● What you will do
Pull every line containing the word "extra" from the records.

### Records for this task

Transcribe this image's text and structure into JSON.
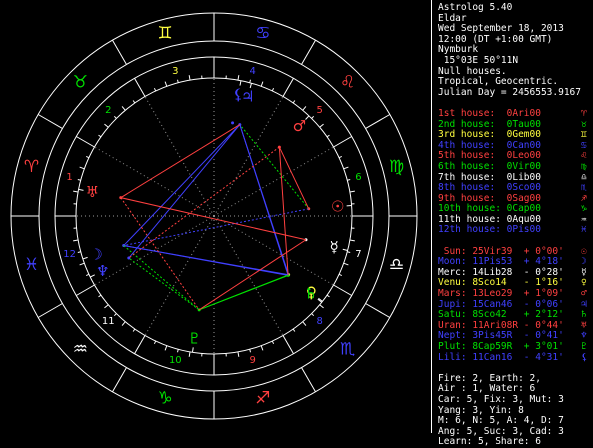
{
  "header": {
    "app": "Astrolog 5.40",
    "name": "Eldar",
    "date": "Wed September 18, 2013",
    "time": "12:00 (DT +1:00 GMT)",
    "place": "Nymburk",
    "coords": " 15°03E 50°11N",
    "house_system": "Null houses.",
    "zodiac": "Tropical, Geocentric.",
    "julian": "Julian Day = 2456553.9167"
  },
  "houses": [
    {
      "label": "1st house:",
      "value": "0Ari00",
      "color": "#ff4040",
      "glyph": "♈",
      "glyph_name": "aries-icon"
    },
    {
      "label": "2nd house:",
      "value": "0Tau00",
      "color": "#00e000",
      "glyph": "♉",
      "glyph_name": "taurus-icon"
    },
    {
      "label": "3rd house:",
      "value": "0Gem00",
      "color": "#ffff40",
      "glyph": "♊",
      "glyph_name": "gemini-icon"
    },
    {
      "label": "4th house:",
      "value": "0Can00",
      "color": "#4040ff",
      "glyph": "♋",
      "glyph_name": "cancer-icon"
    },
    {
      "label": "5th house:",
      "value": "0Leo00",
      "color": "#ff4040",
      "glyph": "♌",
      "glyph_name": "leo-icon"
    },
    {
      "label": "6th house:",
      "value": "0Vir00",
      "color": "#00e000",
      "glyph": "♍",
      "glyph_name": "virgo-icon"
    },
    {
      "label": "7th house:",
      "value": "0Lib00",
      "color": "#ffffff",
      "glyph": "♎",
      "glyph_name": "libra-icon"
    },
    {
      "label": "8th house:",
      "value": "0Sco00",
      "color": "#4040ff",
      "glyph": "♏",
      "glyph_name": "scorpio-icon"
    },
    {
      "label": "9th house:",
      "value": "0Sag00",
      "color": "#ff4040",
      "glyph": "♐",
      "glyph_name": "sagittarius-icon"
    },
    {
      "label": "10th house:",
      "value": "0Cap00",
      "color": "#00e000",
      "glyph": "♑",
      "glyph_name": "capricorn-icon"
    },
    {
      "label": "11th house:",
      "value": "0Aqu00",
      "color": "#ffffff",
      "glyph": "♒",
      "glyph_name": "aquarius-icon"
    },
    {
      "label": "12th house:",
      "value": "0Pis00",
      "color": "#4040ff",
      "glyph": "♓",
      "glyph_name": "pisces-icon"
    }
  ],
  "planets": [
    {
      "label": "Sun:",
      "value": "25Vir39",
      "extra": "+ 0°00'",
      "color": "#ff4040",
      "glyph": "☉",
      "glyph_name": "sun-icon"
    },
    {
      "label": "Moon:",
      "value": "11Pis53",
      "extra": "+ 4°18'",
      "color": "#4040ff",
      "glyph": "☽",
      "glyph_name": "moon-icon"
    },
    {
      "label": "Merc:",
      "value": "14Lib28",
      "extra": "- 0°28'",
      "color": "#ffffff",
      "glyph": "☿",
      "glyph_name": "mercury-icon"
    },
    {
      "label": "Venu:",
      "value": "8Sco14",
      "extra": "- 1°16'",
      "color": "#ffff40",
      "glyph": "♀",
      "glyph_name": "venus-icon"
    },
    {
      "label": "Mars:",
      "value": "13Leo29",
      "extra": "+ 1°09'",
      "color": "#ff4040",
      "glyph": "♂",
      "glyph_name": "mars-icon"
    },
    {
      "label": "Jupi:",
      "value": "15Can46",
      "extra": "- 0°06'",
      "color": "#4040ff",
      "glyph": "♃",
      "glyph_name": "jupiter-icon"
    },
    {
      "label": "Satu:",
      "value": "8Sco42",
      "extra": "+ 2°12'",
      "color": "#00e000",
      "glyph": "♄",
      "glyph_name": "saturn-icon"
    },
    {
      "label": "Uran:",
      "value": "11Ari08R",
      "extra": "- 0°44'",
      "color": "#ff4040",
      "glyph": "♅",
      "glyph_name": "uranus-icon"
    },
    {
      "label": "Nept:",
      "value": "3Pis45R",
      "extra": "- 0°41'",
      "color": "#4040ff",
      "glyph": "♆",
      "glyph_name": "neptune-icon"
    },
    {
      "label": "Plut:",
      "value": "8Cap59R",
      "extra": "+ 3°01'",
      "color": "#00e000",
      "glyph": "♇",
      "glyph_name": "pluto-icon"
    },
    {
      "label": "Lili:",
      "value": "11Can16",
      "extra": "- 4°31'",
      "color": "#4040ff",
      "glyph": "⚸",
      "glyph_name": "lilith-icon"
    }
  ],
  "summary": [
    "Fire: 2, Earth: 2,",
    "Air : 1, Water: 6",
    "Car: 5, Fix: 3, Mut: 3",
    "Yang: 3, Yin: 8",
    "M: 6, N: 5, A: 4, D: 7",
    "Ang: 5, Suc: 3, Cad: 3",
    "Learn: 5, Share: 6"
  ],
  "wheel": {
    "signs": [
      {
        "glyph": "♈",
        "name": "aries-icon",
        "color": "#ff4040"
      },
      {
        "glyph": "♉",
        "name": "taurus-icon",
        "color": "#00e000"
      },
      {
        "glyph": "♊",
        "name": "gemini-icon",
        "color": "#ffff40"
      },
      {
        "glyph": "♋",
        "name": "cancer-icon",
        "color": "#4040ff"
      },
      {
        "glyph": "♌",
        "name": "leo-icon",
        "color": "#ff4040"
      },
      {
        "glyph": "♍",
        "name": "virgo-icon",
        "color": "#00e000"
      },
      {
        "glyph": "♎",
        "name": "libra-icon",
        "color": "#ffffff"
      },
      {
        "glyph": "♏",
        "name": "scorpio-icon",
        "color": "#4040ff"
      },
      {
        "glyph": "♐",
        "name": "sagittarius-icon",
        "color": "#ff4040"
      },
      {
        "glyph": "♑",
        "name": "capricorn-icon",
        "color": "#00e000"
      },
      {
        "glyph": "♒",
        "name": "aquarius-icon",
        "color": "#ffffff"
      },
      {
        "glyph": "♓",
        "name": "pisces-icon",
        "color": "#4040ff"
      }
    ],
    "house_numbers": [
      "1",
      "2",
      "3",
      "4",
      "5",
      "6",
      "7",
      "8",
      "9",
      "10",
      "11",
      "12"
    ],
    "house_colors": [
      "#ff4040",
      "#00e000",
      "#ffff40",
      "#4040ff",
      "#ff4040",
      "#00e000",
      "#ffffff",
      "#4040ff",
      "#ff4040",
      "#00e000",
      "#ffffff",
      "#4040ff"
    ],
    "planet_longitudes": [
      175.65,
      341.88,
      194.47,
      218.23,
      133.48,
      105.77,
      218.7,
      11.13,
      333.75,
      278.98,
      101.27
    ],
    "aspects": [
      {
        "a": "Sun",
        "b": "Moon",
        "color": "#4040ff",
        "dash": true
      },
      {
        "a": "Sun",
        "b": "Jupi",
        "color": "#00e000",
        "dash": true
      },
      {
        "a": "Moon",
        "b": "Jupi",
        "color": "#4040ff",
        "dash": false
      },
      {
        "a": "Moon",
        "b": "Satu",
        "color": "#4040ff",
        "dash": false
      },
      {
        "a": "Moon",
        "b": "Venu",
        "color": "#4040ff",
        "dash": false
      },
      {
        "a": "Moon",
        "b": "Plut",
        "color": "#00e000",
        "dash": true
      },
      {
        "a": "Jupi",
        "b": "Satu",
        "color": "#4040ff",
        "dash": false
      },
      {
        "a": "Jupi",
        "b": "Venu",
        "color": "#4040ff",
        "dash": false
      },
      {
        "a": "Venu",
        "b": "Plut",
        "color": "#00e000",
        "dash": false
      },
      {
        "a": "Satu",
        "b": "Plut",
        "color": "#00e000",
        "dash": false
      },
      {
        "a": "Plut",
        "b": "Nept",
        "color": "#00e000",
        "dash": true
      },
      {
        "a": "Nept",
        "b": "Jupi",
        "color": "#4040ff",
        "dash": false
      },
      {
        "a": "Uran",
        "b": "Merc",
        "color": "#ff4040",
        "dash": false
      },
      {
        "a": "Uran",
        "b": "Jupi",
        "color": "#ff4040",
        "dash": false
      },
      {
        "a": "Uran",
        "b": "Plut",
        "color": "#ff4040",
        "dash": true
      },
      {
        "a": "Merc",
        "b": "Plut",
        "color": "#ff4040",
        "dash": false
      },
      {
        "a": "Mars",
        "b": "Sun",
        "color": "#ff4040",
        "dash": false
      },
      {
        "a": "Mars",
        "b": "Satu",
        "color": "#ff4040",
        "dash": false
      },
      {
        "a": "Mars",
        "b": "Nept",
        "color": "#ff4040",
        "dash": true
      }
    ]
  }
}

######

● Answer to this problem
      "extra": "+ 0°00'",
      "extra": "+ 4°18'",
      "extra": "- 0°28'",
      "extra": "- 1°16'",
      "extra": "+ 1°09'",
      "extra": "- 0°06'",
      "extra": "+ 2°12'",
      "extra": "- 0°44'",
      "extra": "- 0°41'",
      "extra": "+ 3°01'",
      "extra": "- 4°31'",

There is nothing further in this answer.